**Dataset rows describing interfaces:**
== Segment start ==
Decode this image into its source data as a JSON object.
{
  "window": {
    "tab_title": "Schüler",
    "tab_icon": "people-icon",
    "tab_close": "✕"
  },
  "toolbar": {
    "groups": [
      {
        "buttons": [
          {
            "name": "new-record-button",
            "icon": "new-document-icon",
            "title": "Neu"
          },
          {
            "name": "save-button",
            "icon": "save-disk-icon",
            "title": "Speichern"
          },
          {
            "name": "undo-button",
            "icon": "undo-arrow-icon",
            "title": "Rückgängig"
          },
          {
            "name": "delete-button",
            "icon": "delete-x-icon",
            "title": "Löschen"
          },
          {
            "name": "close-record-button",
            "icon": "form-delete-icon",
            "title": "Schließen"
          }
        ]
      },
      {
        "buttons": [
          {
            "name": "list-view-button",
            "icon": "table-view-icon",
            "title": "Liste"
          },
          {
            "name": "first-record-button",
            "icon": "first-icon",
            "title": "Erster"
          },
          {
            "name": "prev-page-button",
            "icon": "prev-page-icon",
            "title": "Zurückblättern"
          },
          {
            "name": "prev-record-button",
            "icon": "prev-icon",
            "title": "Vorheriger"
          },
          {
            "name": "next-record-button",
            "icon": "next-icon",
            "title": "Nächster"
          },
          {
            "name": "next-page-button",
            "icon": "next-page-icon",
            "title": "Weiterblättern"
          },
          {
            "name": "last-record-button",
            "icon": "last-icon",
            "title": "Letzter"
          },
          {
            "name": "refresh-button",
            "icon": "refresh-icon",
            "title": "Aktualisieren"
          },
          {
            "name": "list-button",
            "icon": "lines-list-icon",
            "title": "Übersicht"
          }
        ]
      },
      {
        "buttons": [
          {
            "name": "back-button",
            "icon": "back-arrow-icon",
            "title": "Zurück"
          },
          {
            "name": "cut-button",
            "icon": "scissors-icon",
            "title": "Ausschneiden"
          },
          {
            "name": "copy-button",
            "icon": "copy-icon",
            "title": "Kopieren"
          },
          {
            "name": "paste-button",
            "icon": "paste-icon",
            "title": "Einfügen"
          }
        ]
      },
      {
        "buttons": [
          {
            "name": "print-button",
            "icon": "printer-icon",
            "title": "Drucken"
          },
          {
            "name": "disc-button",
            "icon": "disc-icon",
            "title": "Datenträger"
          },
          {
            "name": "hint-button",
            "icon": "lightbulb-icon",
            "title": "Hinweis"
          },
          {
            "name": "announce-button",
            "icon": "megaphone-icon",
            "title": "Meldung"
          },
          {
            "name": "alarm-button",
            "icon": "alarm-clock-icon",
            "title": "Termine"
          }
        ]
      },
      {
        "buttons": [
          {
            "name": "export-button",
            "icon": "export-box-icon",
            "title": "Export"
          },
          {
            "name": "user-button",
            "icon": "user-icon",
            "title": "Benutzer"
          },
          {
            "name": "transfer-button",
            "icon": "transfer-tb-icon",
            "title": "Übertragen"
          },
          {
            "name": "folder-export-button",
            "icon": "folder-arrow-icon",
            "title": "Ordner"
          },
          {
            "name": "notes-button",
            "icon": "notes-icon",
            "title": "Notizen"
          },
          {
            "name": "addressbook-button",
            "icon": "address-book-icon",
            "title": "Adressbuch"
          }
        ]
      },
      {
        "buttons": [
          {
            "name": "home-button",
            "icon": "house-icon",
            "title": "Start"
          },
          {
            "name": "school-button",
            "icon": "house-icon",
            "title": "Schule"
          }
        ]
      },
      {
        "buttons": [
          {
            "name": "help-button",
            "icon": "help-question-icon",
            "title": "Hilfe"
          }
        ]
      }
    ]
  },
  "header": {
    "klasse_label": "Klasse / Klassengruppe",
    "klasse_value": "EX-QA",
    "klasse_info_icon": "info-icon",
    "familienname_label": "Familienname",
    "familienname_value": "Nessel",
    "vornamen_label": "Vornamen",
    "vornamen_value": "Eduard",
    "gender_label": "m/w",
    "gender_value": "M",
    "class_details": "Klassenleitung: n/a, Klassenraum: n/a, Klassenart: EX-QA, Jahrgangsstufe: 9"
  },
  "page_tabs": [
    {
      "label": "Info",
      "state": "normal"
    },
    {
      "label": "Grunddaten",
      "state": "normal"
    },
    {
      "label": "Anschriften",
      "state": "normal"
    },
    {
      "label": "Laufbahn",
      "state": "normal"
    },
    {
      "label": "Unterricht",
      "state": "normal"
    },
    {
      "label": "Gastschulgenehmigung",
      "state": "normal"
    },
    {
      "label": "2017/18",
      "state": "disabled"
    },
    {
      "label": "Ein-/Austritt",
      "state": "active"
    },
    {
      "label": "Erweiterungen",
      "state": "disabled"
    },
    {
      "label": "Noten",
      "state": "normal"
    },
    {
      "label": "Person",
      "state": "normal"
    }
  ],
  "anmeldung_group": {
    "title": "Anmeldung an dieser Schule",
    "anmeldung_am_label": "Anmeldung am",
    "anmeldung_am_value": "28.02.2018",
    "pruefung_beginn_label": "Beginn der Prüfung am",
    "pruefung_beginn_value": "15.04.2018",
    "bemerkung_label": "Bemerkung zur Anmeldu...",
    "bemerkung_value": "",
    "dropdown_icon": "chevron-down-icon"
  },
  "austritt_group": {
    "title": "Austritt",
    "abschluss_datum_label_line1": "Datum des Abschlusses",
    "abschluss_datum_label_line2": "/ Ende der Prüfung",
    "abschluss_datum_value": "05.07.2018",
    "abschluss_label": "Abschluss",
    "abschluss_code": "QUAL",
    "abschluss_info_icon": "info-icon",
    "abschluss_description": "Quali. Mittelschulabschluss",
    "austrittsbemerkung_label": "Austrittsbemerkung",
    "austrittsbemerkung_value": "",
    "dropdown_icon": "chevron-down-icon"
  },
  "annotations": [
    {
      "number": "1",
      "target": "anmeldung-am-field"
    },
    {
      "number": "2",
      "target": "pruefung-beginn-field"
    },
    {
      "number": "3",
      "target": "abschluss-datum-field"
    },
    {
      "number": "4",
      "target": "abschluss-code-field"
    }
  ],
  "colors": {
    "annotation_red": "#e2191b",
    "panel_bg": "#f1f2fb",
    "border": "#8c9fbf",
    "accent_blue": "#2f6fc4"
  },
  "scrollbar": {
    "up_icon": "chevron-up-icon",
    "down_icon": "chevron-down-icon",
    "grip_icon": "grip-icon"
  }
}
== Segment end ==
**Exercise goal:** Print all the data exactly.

**Solution to this exercise:**
Decode this image into its source data as a JSON object.
{
  "window": {
    "tab_title": "Schüler",
    "tab_icon": "people-icon",
    "tab_close": "✕"
  },
  "toolbar": {
    "groups": [
      {
        "buttons": [
          {
            "name": "new-record-button",
            "icon": "new-document-icon",
            "title": "Neu"
          },
          {
            "name": "save-button",
            "icon": "save-disk-icon",
            "title": "Speichern"
          },
          {
            "name": "undo-button",
            "icon": "undo-arrow-icon",
            "title": "Rückgängig"
          },
          {
            "name": "delete-button",
            "icon": "delete-x-icon",
            "title": "Löschen"
          },
          {
            "name": "close-record-button",
            "icon": "form-delete-icon",
            "title": "Schließen"
          }
        ]
      },
      {
        "buttons": [
          {
            "name": "list-view-button",
            "icon": "table-view-icon",
            "title": "Liste"
          },
          {
            "name": "first-record-button",
            "icon": "first-icon",
            "title": "Erster"
          },
          {
            "name": "prev-page-button",
            "icon": "prev-page-icon",
            "title": "Zurückblättern"
          },
          {
            "name": "prev-record-button",
            "icon": "prev-icon",
            "title": "Vorheriger"
          },
          {
            "name": "next-record-button",
            "icon": "next-icon",
            "title": "Nächster"
          },
          {
            "name": "next-page-button",
            "icon": "next-page-icon",
            "title": "Weiterblättern"
          },
          {
            "name": "last-record-button",
            "icon": "last-icon",
            "title": "Letzter"
          },
          {
            "name": "refresh-button",
            "icon": "refresh-icon",
            "title": "Aktualisieren"
          },
          {
            "name": "list-button",
            "icon": "lines-list-icon",
            "title": "Übersicht"
          }
        ]
      },
      {
        "buttons": [
          {
            "name": "back-button",
            "icon": "back-arrow-icon",
            "title": "Zurück"
          },
          {
            "name": "cut-button",
            "icon": "scissors-icon",
            "title": "Ausschneiden"
          },
          {
            "name": "copy-button",
            "icon": "copy-icon",
            "title": "Kopieren"
          },
          {
            "name": "paste-button",
            "icon": "paste-icon",
            "title": "Einfügen"
          }
        ]
      },
      {
        "buttons": [
          {
            "name": "print-button",
            "icon": "printer-icon",
            "title": "Drucken"
          },
          {
            "name": "disc-button",
            "icon": "disc-icon",
            "title": "Datenträger"
          },
          {
            "name": "hint-button",
            "icon": "lightbulb-icon",
            "title": "Hinweis"
          },
          {
            "name": "announce-button",
            "icon": "megaphone-icon",
            "title": "Meldung"
          },
          {
            "name": "alarm-button",
            "icon": "alarm-clock-icon",
            "title": "Termine"
          }
        ]
      },
      {
        "buttons": [
          {
            "name": "export-button",
            "icon": "export-box-icon",
            "title": "Export"
          },
          {
            "name": "user-button",
            "icon": "user-icon",
            "title": "Benutzer"
          },
          {
            "name": "transfer-button",
            "icon": "transfer-tb-icon",
            "title": "Übertragen"
          },
          {
            "name": "folder-export-button",
            "icon": "folder-arrow-icon",
            "title": "Ordner"
          },
          {
            "name": "notes-button",
            "icon": "notes-icon",
            "title": "Notizen"
          },
          {
            "name": "addressbook-button",
            "icon": "address-book-icon",
            "title": "Adressbuch"
          }
        ]
      },
      {
        "buttons": [
          {
            "name": "home-button",
            "icon": "house-icon",
            "title": "Start"
          },
          {
            "name": "school-button",
            "icon": "house-icon",
            "title": "Schule"
          }
        ]
      },
      {
        "buttons": [
          {
            "name": "help-button",
            "icon": "help-question-icon",
            "title": "Hilfe"
          }
        ]
      }
    ]
  },
  "header": {
    "klasse_label": "Klasse / Klassengruppe",
    "klasse_value": "EX-QA",
    "klasse_info_icon": "info-icon",
    "familienname_label": "Familienname",
    "familienname_value": "Nessel",
    "vornamen_label": "Vornamen",
    "vornamen_value": "Eduard",
    "gender_label": "m/w",
    "gender_value": "M",
    "class_details": "Klassenleitung: n/a, Klassenraum: n/a, Klassenart: EX-QA, Jahrgangsstufe: 9"
  },
  "page_tabs": [
    {
      "label": "Info",
      "state": "normal"
    },
    {
      "label": "Grunddaten",
      "state": "normal"
    },
    {
      "label": "Anschriften",
      "state": "normal"
    },
    {
      "label": "Laufbahn",
      "state": "normal"
    },
    {
      "label": "Unterricht",
      "state": "normal"
    },
    {
      "label": "Gastschulgenehmigung",
      "state": "normal"
    },
    {
      "label": "2017/18",
      "state": "disabled"
    },
    {
      "label": "Ein-/Austritt",
      "state": "active"
    },
    {
      "label": "Erweiterungen",
      "state": "disabled"
    },
    {
      "label": "Noten",
      "state": "normal"
    },
    {
      "label": "Person",
      "state": "normal"
    }
  ],
  "anmeldung_group": {
    "title": "Anmeldung an dieser Schule",
    "anmeldung_am_label": "Anmeldung am",
    "anmeldung_am_value": "28.02.2018",
    "pruefung_beginn_label": "Beginn der Prüfung am",
    "pruefung_beginn_value": "15.04.2018",
    "bemerkung_label": "Bemerkung zur Anmeldu...",
    "bemerkung_value": "",
    "dropdown_icon": "chevron-down-icon"
  },
  "austritt_group": {
    "title": "Austritt",
    "abschluss_datum_label_line1": "Datum des Abschlusses",
    "abschluss_datum_label_line2": "/ Ende der Prüfung",
    "abschluss_datum_value": "05.07.2018",
    "abschluss_label": "Abschluss",
    "abschluss_code": "QUAL",
    "abschluss_info_icon": "info-icon",
    "abschluss_description": "Quali. Mittelschulabschluss",
    "austrittsbemerkung_label": "Austrittsbemerkung",
    "austrittsbemerkung_value": "",
    "dropdown_icon": "chevron-down-icon"
  },
  "annotations": [
    {
      "number": "1",
      "target": "anmeldung-am-field"
    },
    {
      "number": "2",
      "target": "pruefung-beginn-field"
    },
    {
      "number": "3",
      "target": "abschluss-datum-field"
    },
    {
      "number": "4",
      "target": "abschluss-code-field"
    }
  ],
  "colors": {
    "annotation_red": "#e2191b",
    "panel_bg": "#f1f2fb",
    "border": "#8c9fbf",
    "accent_blue": "#2f6fc4"
  },
  "scrollbar": {
    "up_icon": "chevron-up-icon",
    "down_icon": "chevron-down-icon",
    "grip_icon": "grip-icon"
  }
}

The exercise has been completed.